Melbourne’s cafes are not categorised for being spacious or have grand entrances. They are hard to find, often busy and grinding kilos of coffee per second. Coffee is a way of life in Melbourne and nearly everyone you meet will have an opinion on where to find the city’s best. In recent years the scene has moved beyond frothy lattes and cappuccinos and embraced alternative brewing methods such as siphon and clover coffee. These places buzz from the early hours of the morning; grinding beans, frothing milk and getting you a phoenix-shaped latte and a fresh almond croissant even before you’ve gotten to work.
Try to find a café open after four o’clock though, and you may find yourself in a ghost town. Melbourne City Council says there are over 160,000 café/restaurants in the municipality, most of which are opened from 8-4. What does this have to do with urban planning you may ask. The latest solution to the real estate crisis? Perhaps not, but definitely an unused market.
Last year I did a bit of research about the potential of using carparks for public space. I calculated there is the equivalent of 36 Melbourne Cricket Grounds put together just in the City of Melbourne.

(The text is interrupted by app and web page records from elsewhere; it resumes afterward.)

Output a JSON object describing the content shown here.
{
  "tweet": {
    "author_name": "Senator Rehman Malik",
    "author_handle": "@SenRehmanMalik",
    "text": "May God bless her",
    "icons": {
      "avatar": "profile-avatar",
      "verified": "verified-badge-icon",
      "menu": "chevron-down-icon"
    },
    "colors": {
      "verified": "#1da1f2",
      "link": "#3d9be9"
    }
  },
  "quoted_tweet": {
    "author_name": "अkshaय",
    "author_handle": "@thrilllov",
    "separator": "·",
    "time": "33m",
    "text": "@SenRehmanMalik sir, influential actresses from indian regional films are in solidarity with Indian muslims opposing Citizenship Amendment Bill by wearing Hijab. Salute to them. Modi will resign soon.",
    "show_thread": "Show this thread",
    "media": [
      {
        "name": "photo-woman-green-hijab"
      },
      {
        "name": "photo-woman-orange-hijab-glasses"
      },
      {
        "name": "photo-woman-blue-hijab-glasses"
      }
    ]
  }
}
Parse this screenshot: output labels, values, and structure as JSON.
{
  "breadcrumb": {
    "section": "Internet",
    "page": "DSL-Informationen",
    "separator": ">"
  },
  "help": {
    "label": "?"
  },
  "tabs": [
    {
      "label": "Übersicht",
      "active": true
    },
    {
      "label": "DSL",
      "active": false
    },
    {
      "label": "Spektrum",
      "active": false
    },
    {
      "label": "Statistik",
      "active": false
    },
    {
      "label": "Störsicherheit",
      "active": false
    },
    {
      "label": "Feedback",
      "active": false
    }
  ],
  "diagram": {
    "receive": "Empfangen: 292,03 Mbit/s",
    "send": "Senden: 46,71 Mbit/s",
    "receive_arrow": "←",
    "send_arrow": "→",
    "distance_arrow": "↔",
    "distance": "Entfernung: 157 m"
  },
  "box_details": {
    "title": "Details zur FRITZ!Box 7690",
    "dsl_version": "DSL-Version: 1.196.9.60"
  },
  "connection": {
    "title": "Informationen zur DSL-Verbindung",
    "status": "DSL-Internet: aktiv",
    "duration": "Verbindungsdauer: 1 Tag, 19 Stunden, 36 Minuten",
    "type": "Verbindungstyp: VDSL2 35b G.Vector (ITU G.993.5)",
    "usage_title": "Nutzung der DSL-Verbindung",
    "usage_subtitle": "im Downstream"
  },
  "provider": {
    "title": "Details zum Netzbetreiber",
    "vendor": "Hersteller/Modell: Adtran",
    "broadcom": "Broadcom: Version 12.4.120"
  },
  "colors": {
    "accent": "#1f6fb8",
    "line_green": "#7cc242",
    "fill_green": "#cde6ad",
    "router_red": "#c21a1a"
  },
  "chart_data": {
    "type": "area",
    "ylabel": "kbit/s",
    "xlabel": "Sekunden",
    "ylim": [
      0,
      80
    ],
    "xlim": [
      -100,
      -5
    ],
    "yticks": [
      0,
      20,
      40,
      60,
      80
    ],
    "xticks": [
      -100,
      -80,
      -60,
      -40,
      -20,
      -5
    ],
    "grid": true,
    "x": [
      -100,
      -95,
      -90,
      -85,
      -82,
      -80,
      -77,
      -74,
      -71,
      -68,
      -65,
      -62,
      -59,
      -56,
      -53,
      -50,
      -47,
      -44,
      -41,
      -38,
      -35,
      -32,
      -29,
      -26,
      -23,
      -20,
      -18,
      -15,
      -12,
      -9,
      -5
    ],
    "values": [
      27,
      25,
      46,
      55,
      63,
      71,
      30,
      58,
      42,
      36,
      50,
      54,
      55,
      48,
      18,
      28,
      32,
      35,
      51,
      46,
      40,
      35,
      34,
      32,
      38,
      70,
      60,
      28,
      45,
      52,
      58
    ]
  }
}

If that is carpark space, can you imagine what we could do with office and retail space?
The temporary, guerrilla, pop-up -however you want to call it- movement has really taken a step forward offering everything from fresh produce to the most audacious pirouetting one may ever see. Using one of Melbourne’s laneway cafés, a secret location in Collingwood and other “informal” spaces, groups of people have developed series of evening classes for ordinary, working people to learn new things, in a non-committal way. Classes range from things like bicycle touring, hummanure, bat conservation and grammar they didn’t teach you in school and everything in between. It gives individuals a chance to mingle and a new way to spend their evening while giving life to spaces that would normally sit idle.
While bat conservation is not my thing, I could definitely do with some grammar classes. These spaces support start-ups, small organisations, artists and people interested in learning something new.
The pop-up movement is not only for hipsters sipping wine and talking about bicycle touring or improving their grammar. There is great potential to use unused private and public spaces and support Melbourne’s, or any city’s evolvement. This movement is doing amazing stuff — we just need more of it.
If you’re interested in any of these informal classes, check out A Centre for EverythingHomehouse, Laneway Learning, Melbourne Free University and Small Giants. A Centre for Everything is also organising a panel discussion on the subject of small-scale, non-accredited forms of learning and teaching in Melbourne, with invited guests Melbourne Free University, Laneway Learning, Small Giants and Homehouse. The event, on May 11, is part ofDirect Democracy exhibition at Monash Museum of Art. For more information see A Centre for Everything's website (www.centreforeverything.com)